#### [Problem to work on]
In the listing that follows, copy out each line that includes the word "label".

#### [Data for analysis]

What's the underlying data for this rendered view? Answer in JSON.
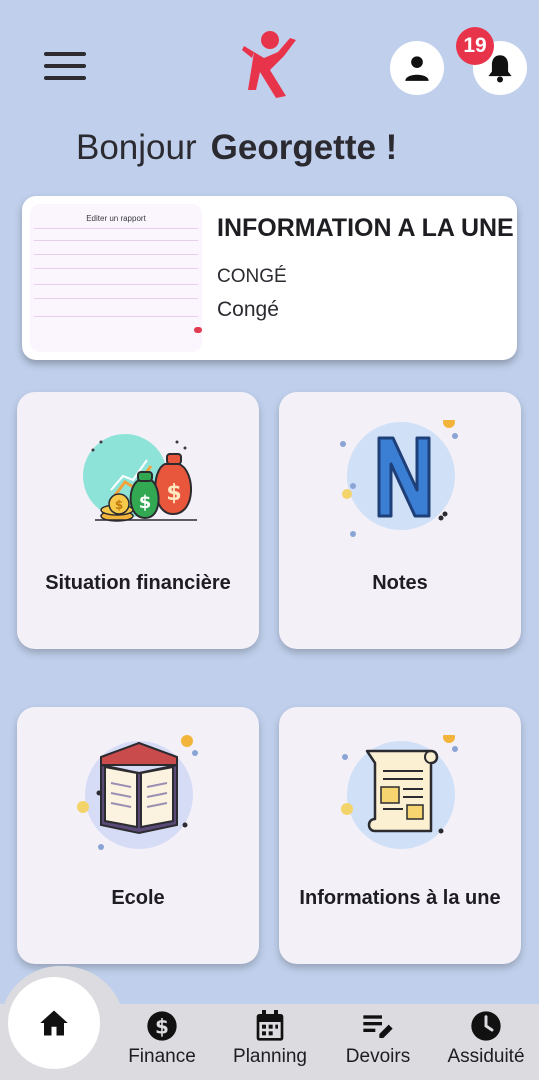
{
  "header": {
    "menu_icon": "menu-icon",
    "logo_icon": "running-figure-logo",
    "profile_icon": "person-icon",
    "notification_icon": "bell-icon",
    "notification_count": "19"
  },
  "greeting": {
    "hello": "Bonjour",
    "name": "Georgette !"
  },
  "featured": {
    "thumbnail_title": "Editer un rapport",
    "headline": "INFORMATION A LA UNE",
    "category": "CONGÉ",
    "description": "Congé"
  },
  "tiles": [
    {
      "label": "Situation financière",
      "icon": "money-bags-icon"
    },
    {
      "label": "Notes",
      "icon": "letter-n-icon"
    },
    {
      "label": "Ecole",
      "icon": "open-book-icon"
    },
    {
      "label": "Informations à la une",
      "icon": "newspaper-icon"
    }
  ],
  "bottom_nav": {
    "home_icon": "home-icon",
    "items": [
      {
        "label": "Finance",
        "icon": "dollar-icon"
      },
      {
        "label": "Planning",
        "icon": "calendar-icon"
      },
      {
        "label": "Devoirs",
        "icon": "edit-list-icon"
      },
      {
        "label": "Assiduité",
        "icon": "clock-icon"
      }
    ]
  },
  "colors": {
    "background": "#c0d0ec",
    "accent_red": "#e8344b",
    "card": "#f4f0f8"
  }
}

#### [Response area]
      "label": "Situation financière",
      "label": "Notes",
      "label": "Ecole",
      "label": "Informations à la une",
        "label": "Finance",
        "label": "Planning",
        "label": "Devoirs",
        "label": "Assiduité",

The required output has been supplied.